● WORK TO COMPLETE: Within the listing below, please show every line carrying the string "Last".

--- DATA FOR ANALYSIS Enclosed Below ---

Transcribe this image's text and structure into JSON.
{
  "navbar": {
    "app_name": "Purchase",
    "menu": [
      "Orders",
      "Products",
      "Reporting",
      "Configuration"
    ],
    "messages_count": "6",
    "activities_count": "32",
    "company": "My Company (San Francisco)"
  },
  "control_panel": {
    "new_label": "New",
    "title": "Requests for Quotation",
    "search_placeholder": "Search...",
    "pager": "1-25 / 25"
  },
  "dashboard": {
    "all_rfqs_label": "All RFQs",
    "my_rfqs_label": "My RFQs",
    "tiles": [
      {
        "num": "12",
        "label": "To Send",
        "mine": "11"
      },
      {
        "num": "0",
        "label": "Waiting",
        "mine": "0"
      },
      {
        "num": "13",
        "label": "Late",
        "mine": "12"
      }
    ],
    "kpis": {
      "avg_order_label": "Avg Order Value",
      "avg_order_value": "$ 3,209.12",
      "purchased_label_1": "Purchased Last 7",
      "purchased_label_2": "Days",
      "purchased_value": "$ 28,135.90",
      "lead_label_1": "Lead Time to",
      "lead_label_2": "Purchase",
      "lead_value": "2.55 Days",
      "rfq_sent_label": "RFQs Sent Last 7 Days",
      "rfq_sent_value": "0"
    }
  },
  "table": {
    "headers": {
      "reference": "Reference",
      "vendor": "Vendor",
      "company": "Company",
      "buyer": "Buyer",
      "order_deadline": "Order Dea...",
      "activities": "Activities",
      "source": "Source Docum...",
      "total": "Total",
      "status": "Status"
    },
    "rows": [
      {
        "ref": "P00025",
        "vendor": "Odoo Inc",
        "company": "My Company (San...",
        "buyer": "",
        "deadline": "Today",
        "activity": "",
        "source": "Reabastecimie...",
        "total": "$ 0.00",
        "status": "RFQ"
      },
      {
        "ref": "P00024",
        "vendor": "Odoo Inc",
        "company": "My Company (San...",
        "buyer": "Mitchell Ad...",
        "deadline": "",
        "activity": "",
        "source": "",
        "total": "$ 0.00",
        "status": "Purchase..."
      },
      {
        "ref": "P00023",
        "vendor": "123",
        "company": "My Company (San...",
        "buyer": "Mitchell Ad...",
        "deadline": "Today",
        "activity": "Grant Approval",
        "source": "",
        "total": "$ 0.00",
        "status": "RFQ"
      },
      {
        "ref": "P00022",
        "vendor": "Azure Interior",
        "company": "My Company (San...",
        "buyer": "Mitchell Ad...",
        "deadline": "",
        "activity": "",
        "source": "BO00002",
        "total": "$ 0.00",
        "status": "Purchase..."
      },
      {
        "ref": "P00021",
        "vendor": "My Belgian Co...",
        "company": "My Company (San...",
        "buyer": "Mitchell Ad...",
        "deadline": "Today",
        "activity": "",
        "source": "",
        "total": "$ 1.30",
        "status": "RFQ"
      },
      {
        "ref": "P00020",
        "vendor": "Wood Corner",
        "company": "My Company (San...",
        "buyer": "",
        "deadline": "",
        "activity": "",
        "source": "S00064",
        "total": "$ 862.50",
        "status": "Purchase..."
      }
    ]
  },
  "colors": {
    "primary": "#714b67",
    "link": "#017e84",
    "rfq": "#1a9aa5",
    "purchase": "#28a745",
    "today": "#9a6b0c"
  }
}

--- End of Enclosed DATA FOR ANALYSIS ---

● FINISHED TASK:
      "purchased_label_1": "Purchased Last 7",
      "rfq_sent_label": "RFQs Sent Last 7 Days",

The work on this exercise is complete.